Perhaps the simplest mechanism for raising the amount of geniculate input required to evoke spikes would be to raise the spike threshold with increasing stimulus contrast. Based on the biophysical properties of cortical cells (see, for example, McCormick et al., 1985), it seems unlikely that the actual voltage threshold for spikes would change with contrast. Indeed, intracellular recordings from simple cells have shown directly that threshold voltage is invariant with contrast (Carandini and Ferster, 2000).
A second potential source for a contrast-dependent change in the effectiveness of the geniculate input is the frequency-dependent depression of LGN synaptic efficacy (Gil et al., 1997, Abbott et al., 1997, Markram and Tsodyks, 1996, Stratford et al., 1996). This depression increases with input firing rate, and thus would increase with contrast. While synaptic depression might partially alleviate the problem of orientation tuning widening with contrast, it is unlikely to solve the problem, for several reasons. First, the primary effect of depression is to lessen the difference between the tuning curves in Figure 4D. Depression cannot be strong enough to eliminate these differences, however, since in real simple cells spiking responses increase with increasing stimulus contrast (Figure 4A). Hence, while the problem may be alleviated, it will not be eliminated. Second, synaptic depression builds over a number of presynaptic spikes, so it would be unlikely to affect the response to transient stimuli such as a flashing bar.

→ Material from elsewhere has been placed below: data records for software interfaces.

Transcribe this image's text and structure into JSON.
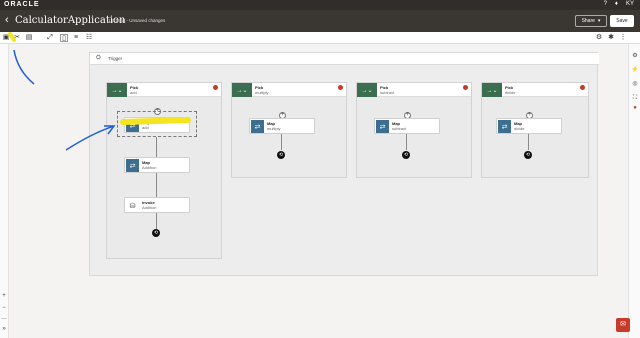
{
  "header": {
    "logo": "ORACLE",
    "user_initials": "KY"
  },
  "app": {
    "title": "CalculatorApplication",
    "status": "1.0 Draft - Unsaved changes",
    "share_label": "Share",
    "save_label": "Save"
  },
  "canvas": {
    "trigger_label": "Trigger"
  },
  "lanes": [
    {
      "title": "Pick",
      "subtitle": "add",
      "cards": [
        {
          "title": "Map",
          "subtitle": "add"
        },
        {
          "title": "Map",
          "subtitle": "Addition"
        },
        {
          "title": "Invoke",
          "subtitle": "Addition"
        }
      ]
    },
    {
      "title": "Pick",
      "subtitle": "multiply",
      "cards": [
        {
          "title": "Map",
          "subtitle": "multiply"
        }
      ]
    },
    {
      "title": "Pick",
      "subtitle": "subtract",
      "cards": [
        {
          "title": "Map",
          "subtitle": "subtract"
        }
      ]
    },
    {
      "title": "Pick",
      "subtitle": "divide",
      "cards": [
        {
          "title": "Map",
          "subtitle": "divide"
        }
      ]
    }
  ],
  "colors": {
    "pick": "#3b6e4f",
    "map": "#3b6e8f",
    "highlight": "#f5e51e",
    "annotation": "#1e5fd6",
    "error": "#c53b2a"
  }
}
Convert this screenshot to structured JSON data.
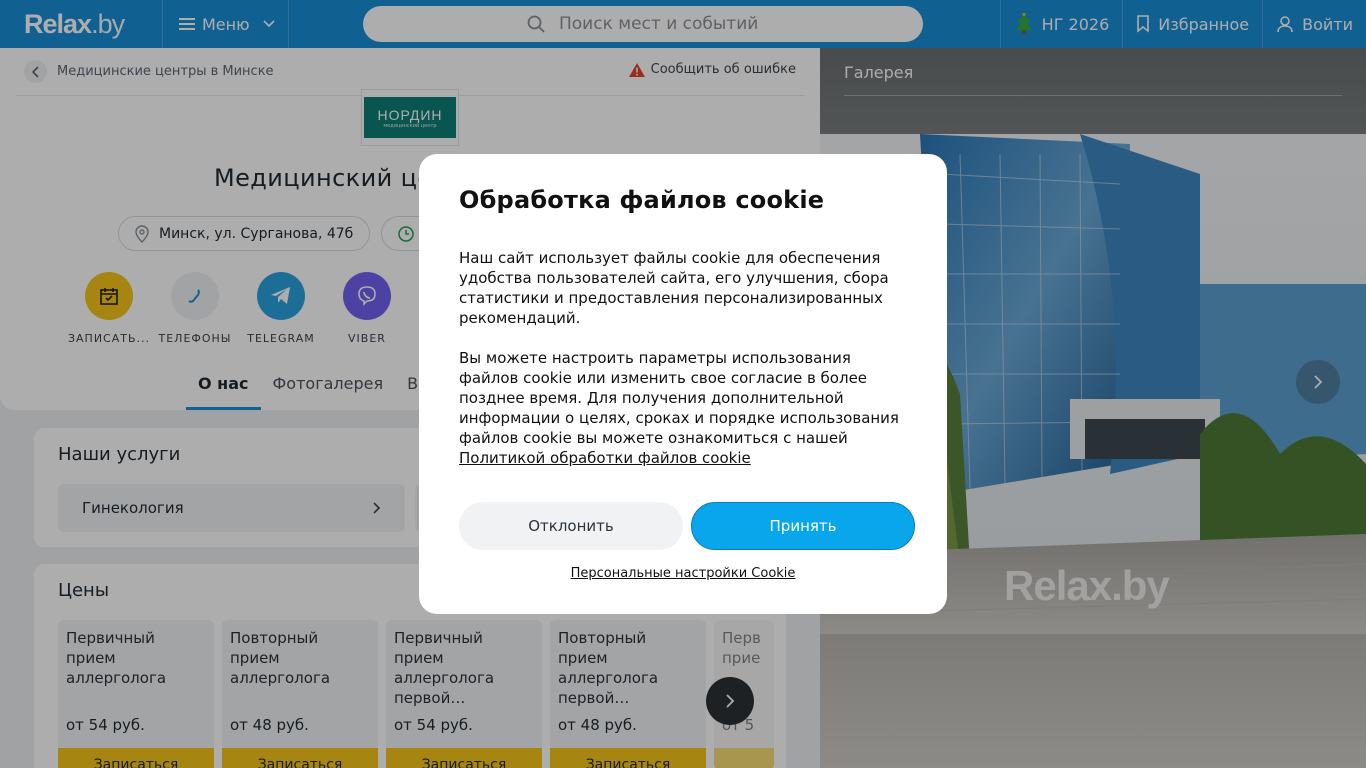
{
  "header": {
    "logo_main": "Relax",
    "logo_suffix": ".by",
    "menu_label": "Меню",
    "search_placeholder": "Поиск мест и событий",
    "ng_label": "НГ 2026",
    "favorites_label": "Избранное",
    "login_label": "Войти"
  },
  "page": {
    "breadcrumb": "Медицинские центры в Минске",
    "report_error": "Сообщить об ошибке",
    "brand_logo_text": "НОРДИН",
    "brand_logo_sub": "медицинский центр",
    "title": "Медицинский це",
    "address": "Минск, ул. Сурганова, 47б",
    "actions": [
      {
        "label": "ЗАПИСАТЬ...",
        "icon": "calendar-icon",
        "color": "#f5c518"
      },
      {
        "label": "ТЕЛЕФОНЫ",
        "icon": "phone-icon",
        "color": "#eef0f2"
      },
      {
        "label": "TELEGRAM",
        "icon": "telegram-icon",
        "color": "#2aa3df"
      },
      {
        "label": "VIBER",
        "icon": "viber-icon",
        "color": "#7360f2"
      }
    ],
    "tabs": [
      "О нас",
      "Фотогалерея",
      "Ви"
    ],
    "services_title": "Наши услуги",
    "services": [
      "Гинекология"
    ],
    "prices_title": "Цены",
    "prices": [
      {
        "name": "Первичный прием аллерголога",
        "price": "от 54 руб.",
        "book": "Записаться"
      },
      {
        "name": "Повторный прием аллерголога",
        "price": "от 48 руб.",
        "book": "Записаться"
      },
      {
        "name": "Первичный прием аллерголога первой…",
        "price": "от 54 руб.",
        "book": "Записаться"
      },
      {
        "name": "Повторный прием аллерголога первой…",
        "price": "от 48 руб.",
        "book": "Записаться"
      },
      {
        "name": "Перв прие",
        "price": "от 5",
        "book": ""
      }
    ]
  },
  "gallery": {
    "title": "Галерея",
    "watermark": "Relax.by"
  },
  "cookie": {
    "title": "Обработка файлов cookie",
    "text1": "Наш сайт использует файлы cookie для обеспечения удобства пользователей сайта, его улучшения, сбора статистики и предоставления персонализированных рекомендаций.",
    "text2": "Вы можете настроить параметры использования файлов cookie или изменить свое согласие в более позднее время. Для получения дополнительной информации о целях, сроках и порядке использования файлов cookie вы можете ознакомиться с нашей",
    "policy_link": "Политикой обработки файлов cookie",
    "decline": "Отклонить",
    "accept": "Принять",
    "personal": "Персональные настройки Cookie"
  },
  "colors": {
    "brand_blue": "#1a8ed8",
    "accept_blue": "#0aa6ec",
    "book_yellow": "#f5c518"
  }
}
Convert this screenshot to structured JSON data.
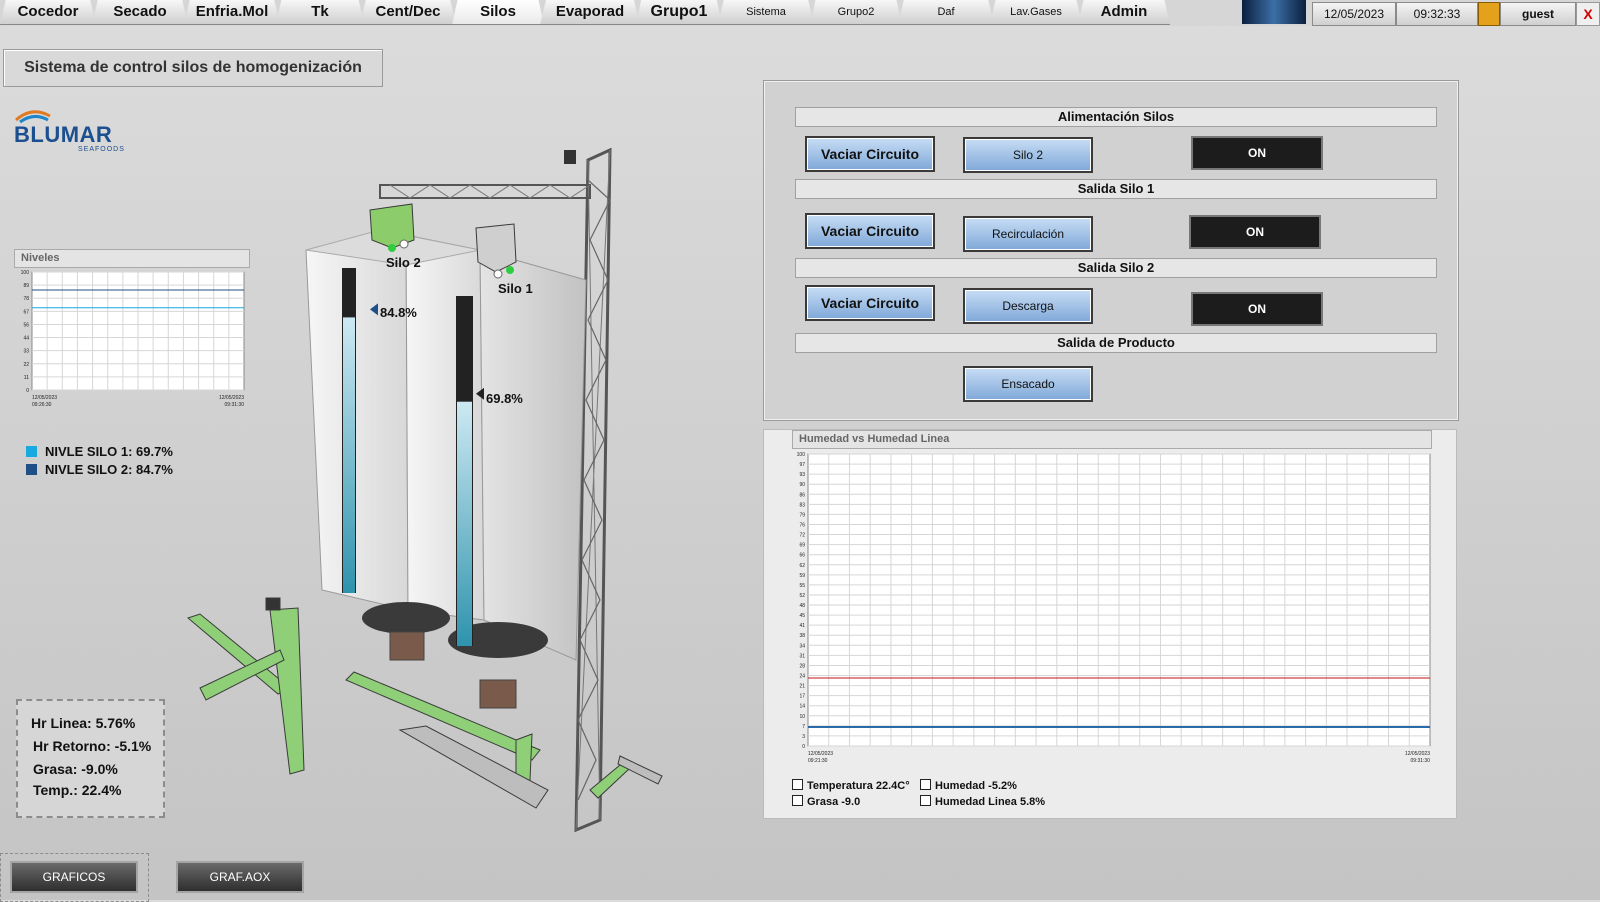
{
  "nav": {
    "tabs": [
      {
        "label": "Cocedor"
      },
      {
        "label": "Secado"
      },
      {
        "label": "Enfria.Mol"
      },
      {
        "label": "Tk"
      },
      {
        "label": "Cent/Dec"
      },
      {
        "label": "Silos"
      },
      {
        "label": "Evaporad"
      },
      {
        "label": "Grupo1"
      },
      {
        "label": "Sistema"
      },
      {
        "label": "Grupo2"
      },
      {
        "label": "Daf"
      },
      {
        "label": "Lav.Gases"
      },
      {
        "label": "Admin"
      }
    ],
    "active_tab": "Silos",
    "date": "12/05/2023",
    "time": "09:32:33",
    "user": "guest",
    "close": "X"
  },
  "page_title": "Sistema de control silos de homogenización",
  "brand": {
    "name": "BLUMAR",
    "sub": "SEAFOODS",
    "color": "#1c4f8f"
  },
  "niveles": {
    "title": "Niveles",
    "y_ticks": [
      "100",
      "89",
      "78",
      "67",
      "56",
      "44",
      "33",
      "22",
      "11",
      "0"
    ],
    "x_start_date": "12/05/2023",
    "x_start_time": "09:26:30",
    "x_end_date": "12/05/2023",
    "x_end_time": "09:31:30",
    "silo1_level": 69.7,
    "silo2_level": 84.7,
    "silo1_color": "#17a9e0",
    "silo2_color": "#1e4f86"
  },
  "legend": {
    "silo1": "NIVLE SILO 1: 69.7%",
    "silo2": "NIVLE SILO 2: 84.7%"
  },
  "silos": {
    "silo1": {
      "label": "Silo 1",
      "level_text": "69.8%",
      "level": 69.8
    },
    "silo2": {
      "label": "Silo 2",
      "level_text": "84.8%",
      "level": 84.8
    }
  },
  "readings": {
    "hr_linea": "Hr Linea:  5.76%",
    "hr_retorno": "Hr Retorno:  -5.1%",
    "grasa": "Grasa:  -9.0%",
    "temp": "Temp.: 22.4%"
  },
  "bottom_buttons": {
    "graficos": "GRAFICOS",
    "graf_aox": "GRAF.AOX"
  },
  "control": {
    "alimentacion": {
      "title": "Alimentación Silos",
      "vaciar": "Vaciar Circuito",
      "target": "Silo 2",
      "state": "ON"
    },
    "salida1": {
      "title": "Salida Silo 1",
      "vaciar": "Vaciar Circuito",
      "target": "Recirculación",
      "state": "ON"
    },
    "salida2": {
      "title": "Salida Silo 2",
      "vaciar": "Vaciar Circuito",
      "target": "Descarga",
      "state": "ON"
    },
    "producto": {
      "title": "Salida de Producto",
      "target": "Ensacado"
    }
  },
  "humedad_chart": {
    "title": "Humedad vs Humedad Linea",
    "y_ticks": [
      "100",
      "97",
      "93",
      "90",
      "86",
      "83",
      "79",
      "76",
      "72",
      "69",
      "66",
      "62",
      "59",
      "55",
      "52",
      "48",
      "45",
      "41",
      "38",
      "34",
      "31",
      "28",
      "24",
      "21",
      "17",
      "14",
      "10",
      "7",
      "3",
      "0"
    ],
    "x_start_date": "12/05/2023",
    "x_start_time": "09:21:30",
    "x_end_date": "12/05/2023",
    "x_end_time": "09:31:30",
    "red_level": 23.3,
    "blue_level": 6.5,
    "red_color": "#d04040",
    "blue_color": "#2a6aa8",
    "checks": {
      "temperatura": "Temperatura 22.4C°",
      "humedad": "Humedad -5.2%",
      "grasa": "Grasa  -9.0",
      "humedad_linea": "Humedad Linea  5.8%"
    }
  }
}
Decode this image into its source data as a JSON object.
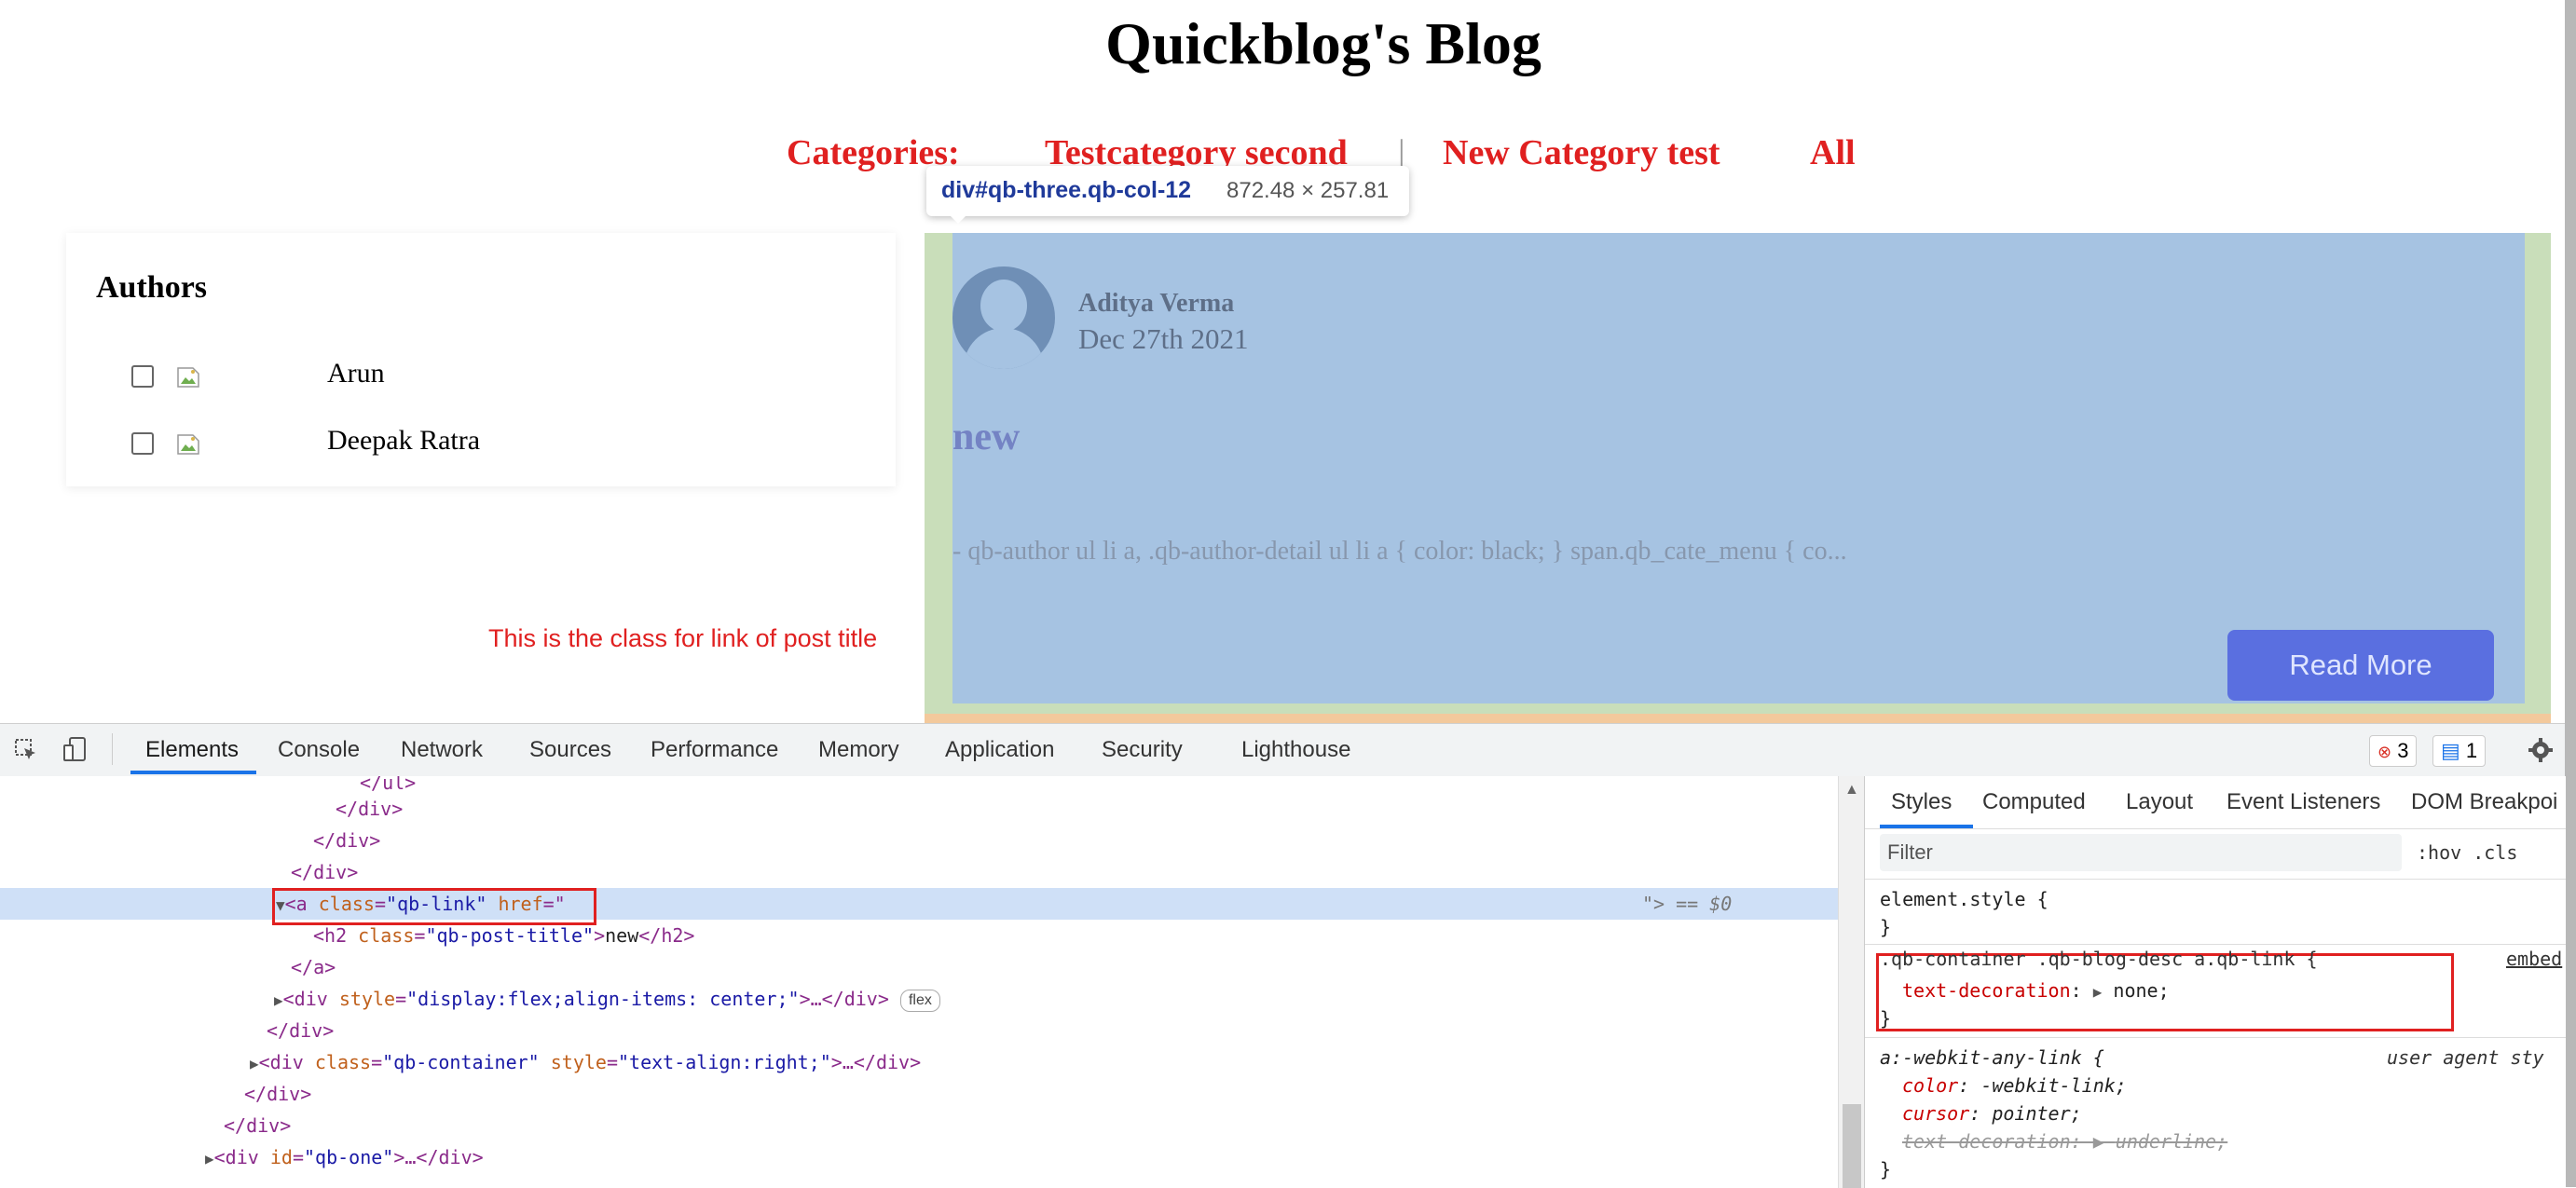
{
  "page": {
    "blog_title": "Quickblog's Blog",
    "categories_label": "Categories:",
    "categories": [
      "Testcategory second",
      "New Category test",
      "All"
    ],
    "category_separator": "|",
    "authors": {
      "title": "Authors",
      "items": [
        {
          "name": "Arun",
          "checked": false
        },
        {
          "name": "Deepak Ratra",
          "checked": false
        }
      ]
    },
    "annotation_note": "This is the class for link of post title",
    "post": {
      "author": "Aditya Verma",
      "date": "Dec 27th 2021",
      "title": "new",
      "excerpt": "- qb-author ul li a, .qb-author-detail ul li a { color: black; } span.qb_cate_menu { co...",
      "read_more": "Read More"
    },
    "inspect_tooltip": {
      "selector": "div#qb-three.qb-col-12",
      "dimensions": "872.48 × 257.81"
    }
  },
  "devtools": {
    "tabs": [
      "Elements",
      "Console",
      "Network",
      "Sources",
      "Performance",
      "Memory",
      "Application",
      "Security",
      "Lighthouse"
    ],
    "active_tab": "Elements",
    "error_count": "3",
    "message_count": "1",
    "dom_lines": [
      {
        "text": "</ul>"
      },
      {
        "text": "</div>"
      },
      {
        "text": "</div>"
      },
      {
        "text": "</div>"
      },
      {
        "tag": "<a ",
        "attr": "class",
        "eq": "=",
        "val": "\"qb-link\"",
        "attr2": " href",
        "eq2": "=\"",
        "end": "",
        "tail": "\"> == $0"
      },
      {
        "tag": "<h2 ",
        "attr": "class",
        "eq": "=",
        "val": "\"qb-post-title\"",
        "close": ">",
        "text": "new",
        "endtag": "</h2>"
      },
      {
        "text": "</a>"
      },
      {
        "tag": "<div ",
        "attr": "style",
        "eq": "=",
        "val": "\"display:flex;align-items: center;\"",
        "close": ">…</div>",
        "pill": "flex"
      },
      {
        "text": "</div>"
      },
      {
        "tag": "<div ",
        "attr": "class",
        "eq": "=",
        "val": "\"qb-container\"",
        "attr2": " style",
        "eq2": "=",
        "val2": "\"text-align:right;\"",
        "close": ">…</div>"
      },
      {
        "text": "</div>"
      },
      {
        "text": "</div>"
      },
      {
        "tag": "<div ",
        "attr": "id",
        "eq": "=",
        "val": "\"qb-one\"",
        "close": ">…</div>"
      }
    ],
    "styles": {
      "tabs": [
        "Styles",
        "Computed",
        "Layout",
        "Event Listeners",
        "DOM Breakpoi"
      ],
      "filter_placeholder": "Filter",
      "filter_buttons": ":hov  .cls",
      "element_style_open": "element.style {",
      "close_brace": "}",
      "rule1_selector": ".qb-container .qb-blog-desc a.qb-link {",
      "rule1_source": "embed",
      "rule1_prop": "text-decoration",
      "rule1_value": "none;",
      "rule2_selector": "a:-webkit-any-link {",
      "rule2_source": "user agent sty",
      "rule2_props": [
        {
          "name": "color",
          "value": "-webkit-link;"
        },
        {
          "name": "cursor",
          "value": "pointer;"
        },
        {
          "name": "text-decoration",
          "value": "underline;"
        }
      ]
    }
  },
  "colors": {
    "accent_red": "#e02020",
    "highlight_content": "#a6c3e2",
    "highlight_padding": "#c9deba",
    "button_blue": "#5a6fe0",
    "devtools_blue": "#1a73e8"
  }
}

A third way in which contrast could change the effectiveness of the geniculate input is for it to evoke a contrast-dependent hyperpolarization of the resting potential, thus increasing the size of the visually evoked depolarization needed to reach threshold. Contrast adaptation evokes just such a hyperpolarization (Carandini and Ferster, 1997), which may be due in part to a long-lasting potassium conductance (Sanchez-Vives et al., 1997). Such adaptation is orientation-tuned, however: it is not induced by stimuli with orientation orthogonal to the preferred (Allison and Martin, 1997). It also requires several seconds to develop fully (Carandini and Ferster, 1997, Ohzawa et al., 1985, Albrecht et al., 1984, McLean and Palmer, 1996). Thus, adaptation-induced hyperpolarization is unlikely to provide the required suppression of geniculate input.
One of the few remaining possibilities, and the one that we favor, is that the contrast-related modulation of the efficacy of the thalamic input necessary to explain contrast-invariant orientation tuning is supplied by stimulus-induced synaptic inhibition. When the feedforward model is extended to include inhibition, not only does it explain how inhibition could provide contrast invariance, but it also accounts for some of the known receptive field properties of inhibition in simple cells.